At 951m (3119ft), Mt Brandon (Cnoc Bhréannain) is Ireland's second-highest mountain and makes for a popular climb. It's made up of a beautiful series of high summits that lie along the edge of a spectacular series of east-facing cliffs and steep ridges above a rocky lake-filled valley. Allow at least six to seven hours for the return journey to the summit and back.
Cliffs of Moher
One of Ireland's most famous sights, the Cliffs of Moher (Aillte an Mothair, or Ailltreacha Mothair) rise to a height of 203m (666ft). They are entirely vertical and the cliff edge is abrupt. Where access is permitted there's a protecting wall. On a clear day the views are tremendous, with the Aran Islands etched on the waters of Galway Bay.
Northern Ireland's main tourist attraction, the hexagonal basalt columns, (all 38,000 of them including the ones underwater) are amazingly uniform. A recommended walk is from the Giant's Causeway 16km (10mi) east along the coast (not the highway), past Dunseverick Castle to the beach at Whitepark Bay.
Killarney National Park
Enclosed within Killarney's 10,236-hectare (25,280-acre) national park are beautiful Lough Leane (the Lower Lake or 'Lake of Learning'), Muckross Lake and the Upper Lake, as well as the Mangerton, Torc, Shehy and Purple Mountains. Areas of oak and yew woodland stretch for miles. This is wonderful walking and biking country.
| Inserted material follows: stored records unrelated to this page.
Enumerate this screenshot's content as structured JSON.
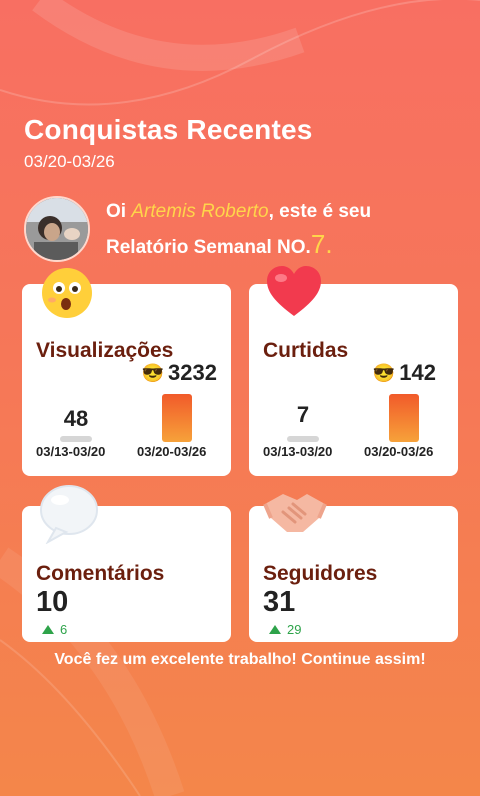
{
  "header": {
    "title": "Conquistas Recentes",
    "date_range": "03/20-03/26"
  },
  "greeting": {
    "prefix": "Oi ",
    "name": "Artemis Roberto",
    "middle": ", este é seu",
    "line2": "Relatório Semanal NO.",
    "number": "7",
    "suffix": "."
  },
  "cards": {
    "views": {
      "icon": "surprised-face-icon",
      "title": "Visualizações",
      "total": "3232",
      "prev_value": "48",
      "prev_range": "03/13-03/20",
      "cur_range": "03/20-03/26"
    },
    "likes": {
      "icon": "heart-icon",
      "title": "Curtidas",
      "total": "142",
      "prev_value": "7",
      "prev_range": "03/13-03/20",
      "cur_range": "03/20-03/26"
    },
    "comments": {
      "icon": "speech-bubble-icon",
      "title": "Comentários",
      "value": "10",
      "delta": "6"
    },
    "followers": {
      "icon": "handshake-icon",
      "title": "Seguidores",
      "value": "31",
      "delta": "29"
    }
  },
  "footer": {
    "message": "Você fez um excelente trabalho! Continue assim!"
  },
  "colors": {
    "accent_yellow": "#ffd54a",
    "title_brown": "#6b1f0e",
    "growth_green": "#2ea34a"
  }
}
Many diverse events and festivals take place around the country over the year. February sees the Dublin International Film Festival. At Easter many small towns hold parades and townsfolk gorge themselves on chocolate eggs. June 16 is Bloomsday in Dublin, with re-enactments of Ulysses and readings throughout the city. Listowel in County Kerry holds a Writers' Week literary festival during June, and there's a Jazz & Blues Festival in Belfast. July is when marching really gets into its stride in Northern Ireland, and every Orangeman hits the streets on the Glorious 12th to celebrate the Protestant victory at the Battle of the Boyne.
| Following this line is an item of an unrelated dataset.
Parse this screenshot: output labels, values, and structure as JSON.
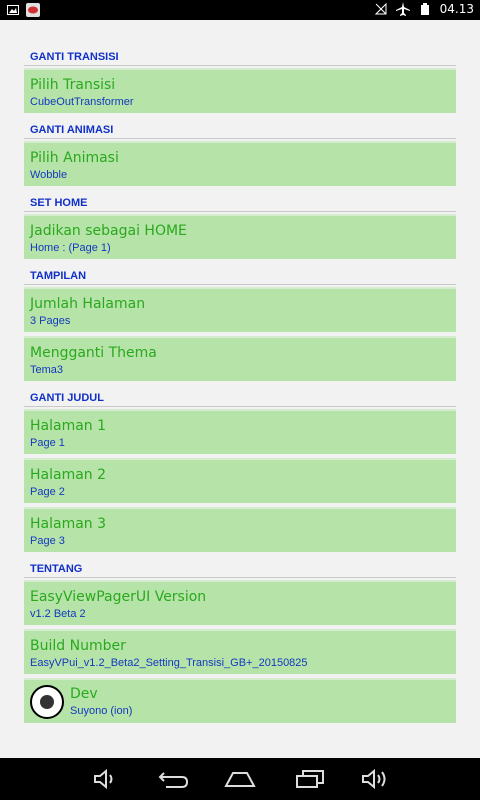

August is equestrian month, with the Dublin Horse Show and races in Tralee. Also in county Kerry, at Killorglin, the ancient Puck Fair heralds unrestricted drinking for days and nights. In October, Dublin has its Theatre Festival, Ballinasloe in County Galway hosts the country's largest cattle and horse fair, and Kinsale in County Cork is home to Ireland's gourmet festival. In November, Cork has its Film Festival. Christmas is a quiet affair in the countryside, though on 26 December the ancient practice of Wren Boys is reenacted, when groups of children, traditional musicians and Irish dancers perform at area homes, asking donations in exchange for a year's worth of good luck.
When to Go
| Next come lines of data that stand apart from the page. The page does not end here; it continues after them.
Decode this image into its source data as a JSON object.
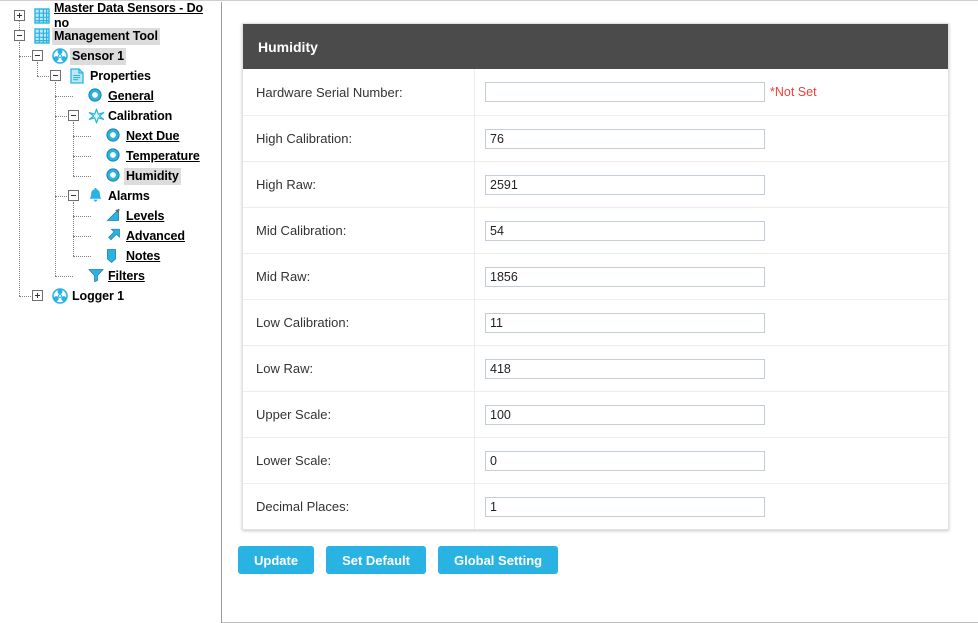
{
  "tree": {
    "nodes": [
      {
        "id": "master-data-sensors",
        "label": "Master Data Sensors - Do no",
        "icon": "grid-icon",
        "depth": 0,
        "state": "link",
        "expander": "plus"
      },
      {
        "id": "management-tool",
        "label": "Management Tool",
        "icon": "grid-icon",
        "depth": 0,
        "state": "selected",
        "expander": "minus"
      },
      {
        "id": "sensor-1",
        "label": "Sensor 1",
        "icon": "sensor-icon",
        "depth": 1,
        "state": "selected",
        "expander": "minus"
      },
      {
        "id": "properties",
        "label": "Properties",
        "icon": "document-icon",
        "depth": 2,
        "state": "plain",
        "expander": "minus"
      },
      {
        "id": "general",
        "label": "General",
        "icon": "circle-icon",
        "depth": 3,
        "state": "link",
        "expander": "none"
      },
      {
        "id": "calibration",
        "label": "Calibration",
        "icon": "star-icon",
        "depth": 3,
        "state": "plain",
        "expander": "minus"
      },
      {
        "id": "next-due",
        "label": "Next Due",
        "icon": "circle-icon",
        "depth": 4,
        "state": "link",
        "expander": "none"
      },
      {
        "id": "temperature",
        "label": "Temperature",
        "icon": "circle-icon",
        "depth": 4,
        "state": "link",
        "expander": "none"
      },
      {
        "id": "humidity",
        "label": "Humidity",
        "icon": "circle-icon",
        "depth": 4,
        "state": "selected",
        "expander": "none"
      },
      {
        "id": "alarms",
        "label": "Alarms",
        "icon": "bell-icon",
        "depth": 3,
        "state": "plain",
        "expander": "minus"
      },
      {
        "id": "levels",
        "label": "Levels",
        "icon": "levels-icon",
        "depth": 4,
        "state": "link",
        "expander": "none"
      },
      {
        "id": "advanced",
        "label": "Advanced",
        "icon": "arrow-icon",
        "depth": 4,
        "state": "link",
        "expander": "none"
      },
      {
        "id": "notes",
        "label": "Notes",
        "icon": "note-icon",
        "depth": 4,
        "state": "link",
        "expander": "none"
      },
      {
        "id": "filters",
        "label": "Filters",
        "icon": "funnel-icon",
        "depth": 3,
        "state": "link",
        "expander": "none"
      },
      {
        "id": "logger-1",
        "label": "Logger 1",
        "icon": "sensor-icon",
        "depth": 1,
        "state": "plain",
        "expander": "plus"
      }
    ]
  },
  "panel": {
    "title": "Humidity",
    "fields": [
      {
        "id": "hardware-serial-number",
        "label": "Hardware Serial Number:",
        "value": "",
        "placeholder": "",
        "note": "*Not Set"
      },
      {
        "id": "high-calibration",
        "label": "High Calibration:",
        "value": "76",
        "placeholder": "",
        "note": ""
      },
      {
        "id": "high-raw",
        "label": "High Raw:",
        "value": "2591",
        "placeholder": "",
        "note": ""
      },
      {
        "id": "mid-calibration",
        "label": "Mid Calibration:",
        "value": "54",
        "placeholder": "",
        "note": ""
      },
      {
        "id": "mid-raw",
        "label": "Mid Raw:",
        "value": "1856",
        "placeholder": "",
        "note": ""
      },
      {
        "id": "low-calibration",
        "label": "Low Calibration:",
        "value": "11",
        "placeholder": "",
        "note": ""
      },
      {
        "id": "low-raw",
        "label": "Low Raw:",
        "value": "418",
        "placeholder": "",
        "note": ""
      },
      {
        "id": "upper-scale",
        "label": "Upper Scale:",
        "value": "100",
        "placeholder": "",
        "note": ""
      },
      {
        "id": "lower-scale",
        "label": "Lower Scale:",
        "value": "0",
        "placeholder": "",
        "note": ""
      },
      {
        "id": "decimal-places",
        "label": "Decimal Places:",
        "value": "1",
        "placeholder": "",
        "note": ""
      }
    ],
    "buttons": [
      {
        "id": "update",
        "label": "Update"
      },
      {
        "id": "set-default",
        "label": "Set Default"
      },
      {
        "id": "global-setting",
        "label": "Global Setting"
      }
    ]
  },
  "colors": {
    "header_bg": "#4b4b4b",
    "button_bg": "#29b3e3",
    "icon_blue": "#29b3e3",
    "note_red": "#e8433c",
    "selection_bg": "#dcdcdc"
  }
}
If you go to Ireland in July or August, you can expect reasonably warm weather, longer days and a lively menu of festivals. However, this is peak season, which presents some challenges if you're wanting a bit of solitude.
Spring and autumn can also be delightful seasons, with smaller crowds of tourists. Winter weather can be downright inhospitable, but Ireland (the west coast in particular) does look beautiful in the rain, and there's nearly always a pub nearby to duck into. However, in many Irish towns restaurants and B&Bs close down around October and don't reopen until Easter. With a few advance phone calls you can avoid getting stranded somewhere with no place to sleep or eat.
Despite its northern latitude, Ireland's climate is moderated by the Gulf Stream, bringing the dregs of Caribbean balminess, as well as turtles and triggerfish. The temperature only drops below freezing intermittently during the winter and snow is scarce. Summers aren't really that hot, rarely hitting 30° C (86° F), but it stays light until around 23:00. Whatever the time of year, be prepared for rain because Ireland is wet. The heaviest rain usually falls where the scenery is best: luscious County Kerry can be drizzle-bound on as many as 270 days of the year. If you do find the rain getting you down you might find some comfort in the Irish saying: 'It doesn't rain in the pub'!